The Branch Line Is Closed

220px 66086 Highworth Branch

There were to be trips each Summer,
expeditions up the line, anniversaries,
but at what cost and to where
and how could the old track take the weight?
No one else had heard of this
and no one came.

At the junction with the main line
week end amateurs from an electric age
practised filing, cutting iron
and nineteenth century cooking.
They polished the engine flanks
but said they had no power
as yet, as yet.
Said they were not playing at this
but perhaps they were, as yet.

Yes, they said evasively, there is a way
to be disclosed but no maps of the line,
the office shut long since and the shares sold off,
a map, maybe, in a museum somewhere,
under glass, a primer to ancient pioneering,
so to say ‘under-invested’.

And the old workers died ‘in harness’, yes,
and lie at the line side in neat, green graves
anonymous in the sunlight reaching down
through the uncut hazel woods to warm them
for an hour as now. Ahead, the valley crowds,
is mountainous, grows dark by early afternoon
bright only where screes in a slash
nearly reach down to warm the sleepers.

No one could remember the round trip,
but if old report is trusted, worthwhile,
if you travelled to the end,
or so it is alleged. Who else
might ride in these slow patched carriages?
Only the miscellaneous and the mad
those who looked too long for salvation
in cities, were conned of hope and cash.

Some take the last chance journeys
on hearsay, whispers, a late night story,
or when a friend dies muttering some
incoherent sense. They know
time is too brief to reach the famous terminus
or the desert shrine; with no hope now of hope:
know too that they may come back
famished and still dying to their beginning.

At the line’s end, under a mountain
black and glittering with frost
the engine sighs, calls this a halt
and five minutes are allowed
to visit the tea hut, take film, return.
Or dump memory and hope and
walk towards the foggy slope.

For here, it it is alleged, the terror starts,
you are naked of thought, it is cold
and what passes for help are old and alien things,
a copse like a wood henge, way markings of stones
set at angles in the grass, a smudged hearth
and sounds the ears miss
or never learnt to hear,
and the mist above towards which
what seems to be a path
seems to meander.

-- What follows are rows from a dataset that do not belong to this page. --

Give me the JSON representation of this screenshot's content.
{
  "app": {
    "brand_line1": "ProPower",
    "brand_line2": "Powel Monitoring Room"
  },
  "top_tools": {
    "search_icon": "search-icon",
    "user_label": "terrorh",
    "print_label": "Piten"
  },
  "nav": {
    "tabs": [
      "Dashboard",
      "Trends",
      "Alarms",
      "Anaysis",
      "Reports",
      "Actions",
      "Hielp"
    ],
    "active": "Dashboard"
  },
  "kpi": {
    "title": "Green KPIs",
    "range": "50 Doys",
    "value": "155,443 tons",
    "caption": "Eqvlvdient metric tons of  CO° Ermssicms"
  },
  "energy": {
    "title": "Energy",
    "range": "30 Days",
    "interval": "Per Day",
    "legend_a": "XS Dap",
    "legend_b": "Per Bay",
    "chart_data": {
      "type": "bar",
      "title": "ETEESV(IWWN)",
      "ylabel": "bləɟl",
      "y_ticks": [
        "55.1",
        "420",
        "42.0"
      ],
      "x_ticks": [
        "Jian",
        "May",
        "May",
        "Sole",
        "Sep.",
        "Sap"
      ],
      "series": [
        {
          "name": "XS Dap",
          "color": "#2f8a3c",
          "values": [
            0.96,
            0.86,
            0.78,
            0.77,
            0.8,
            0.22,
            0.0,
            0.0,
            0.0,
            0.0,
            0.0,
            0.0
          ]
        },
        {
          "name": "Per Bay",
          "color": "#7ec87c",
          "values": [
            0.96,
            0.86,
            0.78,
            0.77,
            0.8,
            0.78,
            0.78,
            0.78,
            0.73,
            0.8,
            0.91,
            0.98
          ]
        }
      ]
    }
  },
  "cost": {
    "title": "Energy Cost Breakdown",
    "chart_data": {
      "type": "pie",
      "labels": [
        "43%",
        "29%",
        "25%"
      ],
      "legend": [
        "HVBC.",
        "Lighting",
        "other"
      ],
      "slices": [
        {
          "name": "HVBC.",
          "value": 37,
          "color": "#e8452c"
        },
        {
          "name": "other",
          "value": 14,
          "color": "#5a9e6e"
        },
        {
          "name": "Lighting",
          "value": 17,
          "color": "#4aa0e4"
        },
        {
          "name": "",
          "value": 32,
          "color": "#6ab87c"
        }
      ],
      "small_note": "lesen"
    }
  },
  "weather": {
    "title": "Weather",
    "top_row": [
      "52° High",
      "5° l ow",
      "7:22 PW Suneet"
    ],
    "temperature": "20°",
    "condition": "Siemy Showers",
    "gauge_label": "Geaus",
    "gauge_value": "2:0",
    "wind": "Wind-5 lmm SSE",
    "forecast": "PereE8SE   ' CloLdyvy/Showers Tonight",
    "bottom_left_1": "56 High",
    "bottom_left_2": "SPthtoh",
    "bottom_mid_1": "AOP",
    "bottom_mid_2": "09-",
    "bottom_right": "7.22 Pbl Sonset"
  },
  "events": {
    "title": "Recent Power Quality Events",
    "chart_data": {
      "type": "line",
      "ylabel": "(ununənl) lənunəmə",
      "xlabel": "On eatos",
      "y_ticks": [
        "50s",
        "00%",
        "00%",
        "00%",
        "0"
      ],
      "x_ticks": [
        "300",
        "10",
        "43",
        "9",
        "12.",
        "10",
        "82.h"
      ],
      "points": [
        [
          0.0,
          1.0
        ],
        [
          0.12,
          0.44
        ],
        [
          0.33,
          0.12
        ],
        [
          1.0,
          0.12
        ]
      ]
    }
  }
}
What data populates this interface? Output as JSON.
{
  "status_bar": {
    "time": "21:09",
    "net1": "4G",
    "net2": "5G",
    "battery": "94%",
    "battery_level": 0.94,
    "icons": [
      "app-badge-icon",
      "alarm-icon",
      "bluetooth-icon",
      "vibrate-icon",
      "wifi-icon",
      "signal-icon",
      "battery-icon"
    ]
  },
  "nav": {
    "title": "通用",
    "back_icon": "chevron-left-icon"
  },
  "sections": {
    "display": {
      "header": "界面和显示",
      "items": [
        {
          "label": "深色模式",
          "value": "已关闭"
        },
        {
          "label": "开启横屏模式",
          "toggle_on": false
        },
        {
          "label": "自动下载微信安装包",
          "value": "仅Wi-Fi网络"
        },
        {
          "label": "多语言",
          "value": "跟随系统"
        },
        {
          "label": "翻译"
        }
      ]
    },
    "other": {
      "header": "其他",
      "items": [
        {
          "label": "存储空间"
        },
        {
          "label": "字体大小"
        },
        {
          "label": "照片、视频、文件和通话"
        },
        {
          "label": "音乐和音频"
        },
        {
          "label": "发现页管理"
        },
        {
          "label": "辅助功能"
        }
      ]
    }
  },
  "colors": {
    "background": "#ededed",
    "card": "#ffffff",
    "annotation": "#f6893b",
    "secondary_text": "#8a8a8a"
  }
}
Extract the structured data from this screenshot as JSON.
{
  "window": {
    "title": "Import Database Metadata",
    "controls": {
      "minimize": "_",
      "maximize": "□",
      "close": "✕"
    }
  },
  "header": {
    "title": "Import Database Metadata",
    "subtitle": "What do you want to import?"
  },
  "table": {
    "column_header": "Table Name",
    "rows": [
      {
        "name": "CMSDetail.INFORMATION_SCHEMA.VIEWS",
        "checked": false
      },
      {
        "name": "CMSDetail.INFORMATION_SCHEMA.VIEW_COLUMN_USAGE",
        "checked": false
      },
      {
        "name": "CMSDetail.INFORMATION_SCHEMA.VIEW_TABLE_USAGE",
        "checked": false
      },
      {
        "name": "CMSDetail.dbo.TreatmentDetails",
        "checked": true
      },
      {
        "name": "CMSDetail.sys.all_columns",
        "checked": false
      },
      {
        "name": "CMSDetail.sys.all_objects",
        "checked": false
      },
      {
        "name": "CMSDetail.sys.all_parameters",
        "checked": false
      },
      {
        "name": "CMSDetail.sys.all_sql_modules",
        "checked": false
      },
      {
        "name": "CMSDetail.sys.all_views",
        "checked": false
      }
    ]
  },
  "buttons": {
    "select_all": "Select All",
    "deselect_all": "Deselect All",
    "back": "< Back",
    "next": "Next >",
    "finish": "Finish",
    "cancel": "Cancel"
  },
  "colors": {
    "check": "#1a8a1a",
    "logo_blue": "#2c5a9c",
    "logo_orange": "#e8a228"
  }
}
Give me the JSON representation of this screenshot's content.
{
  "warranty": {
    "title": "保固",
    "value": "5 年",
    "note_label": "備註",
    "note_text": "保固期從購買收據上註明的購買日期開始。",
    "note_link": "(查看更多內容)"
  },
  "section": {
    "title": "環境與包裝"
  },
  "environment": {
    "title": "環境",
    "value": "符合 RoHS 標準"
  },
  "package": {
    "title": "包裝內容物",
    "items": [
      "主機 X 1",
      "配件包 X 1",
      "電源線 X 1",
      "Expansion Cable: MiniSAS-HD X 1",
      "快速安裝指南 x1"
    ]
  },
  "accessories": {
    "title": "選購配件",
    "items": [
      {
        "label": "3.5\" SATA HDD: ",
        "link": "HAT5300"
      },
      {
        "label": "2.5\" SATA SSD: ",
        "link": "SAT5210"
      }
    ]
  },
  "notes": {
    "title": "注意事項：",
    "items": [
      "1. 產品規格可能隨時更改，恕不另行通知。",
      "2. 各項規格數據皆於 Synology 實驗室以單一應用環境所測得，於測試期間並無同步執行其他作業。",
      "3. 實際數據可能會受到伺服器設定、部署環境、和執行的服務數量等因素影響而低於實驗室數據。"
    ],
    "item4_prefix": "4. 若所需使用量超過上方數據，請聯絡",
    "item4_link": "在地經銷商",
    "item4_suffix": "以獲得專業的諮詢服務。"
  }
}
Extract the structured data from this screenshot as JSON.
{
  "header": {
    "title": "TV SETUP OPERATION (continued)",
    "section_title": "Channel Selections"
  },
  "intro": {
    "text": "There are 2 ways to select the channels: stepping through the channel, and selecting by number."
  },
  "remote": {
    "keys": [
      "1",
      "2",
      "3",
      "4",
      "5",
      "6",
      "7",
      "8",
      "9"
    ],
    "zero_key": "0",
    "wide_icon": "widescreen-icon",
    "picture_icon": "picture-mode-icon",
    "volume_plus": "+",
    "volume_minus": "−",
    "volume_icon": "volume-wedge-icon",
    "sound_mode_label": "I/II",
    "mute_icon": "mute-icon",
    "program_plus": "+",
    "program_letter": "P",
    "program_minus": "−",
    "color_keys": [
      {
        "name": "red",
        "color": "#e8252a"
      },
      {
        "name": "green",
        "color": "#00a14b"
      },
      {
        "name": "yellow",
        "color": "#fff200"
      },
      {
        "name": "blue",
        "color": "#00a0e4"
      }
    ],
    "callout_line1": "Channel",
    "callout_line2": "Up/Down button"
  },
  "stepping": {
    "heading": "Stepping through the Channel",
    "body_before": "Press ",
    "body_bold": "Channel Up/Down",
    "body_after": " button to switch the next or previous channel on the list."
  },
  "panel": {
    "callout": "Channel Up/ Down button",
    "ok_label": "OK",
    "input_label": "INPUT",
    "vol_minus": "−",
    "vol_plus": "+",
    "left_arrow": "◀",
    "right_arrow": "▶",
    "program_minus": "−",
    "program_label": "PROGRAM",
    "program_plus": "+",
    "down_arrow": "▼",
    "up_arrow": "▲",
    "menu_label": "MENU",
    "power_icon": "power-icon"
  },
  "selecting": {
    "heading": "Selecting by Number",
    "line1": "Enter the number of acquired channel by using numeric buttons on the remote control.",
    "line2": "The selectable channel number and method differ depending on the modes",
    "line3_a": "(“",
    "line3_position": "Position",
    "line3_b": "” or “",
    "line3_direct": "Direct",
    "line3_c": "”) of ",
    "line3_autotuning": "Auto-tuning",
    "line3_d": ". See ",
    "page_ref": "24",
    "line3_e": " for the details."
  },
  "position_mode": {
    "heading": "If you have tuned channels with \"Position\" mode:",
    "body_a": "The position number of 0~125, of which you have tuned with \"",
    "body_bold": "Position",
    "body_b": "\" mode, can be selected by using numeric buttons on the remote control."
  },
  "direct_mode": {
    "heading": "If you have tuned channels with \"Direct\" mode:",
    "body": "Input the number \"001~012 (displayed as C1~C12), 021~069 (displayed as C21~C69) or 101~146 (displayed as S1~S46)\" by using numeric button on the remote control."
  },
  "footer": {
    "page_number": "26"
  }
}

A whistling from below.
And now, at last, the necessary silent cloud,
From darkness into darkness.

Roy Ashwell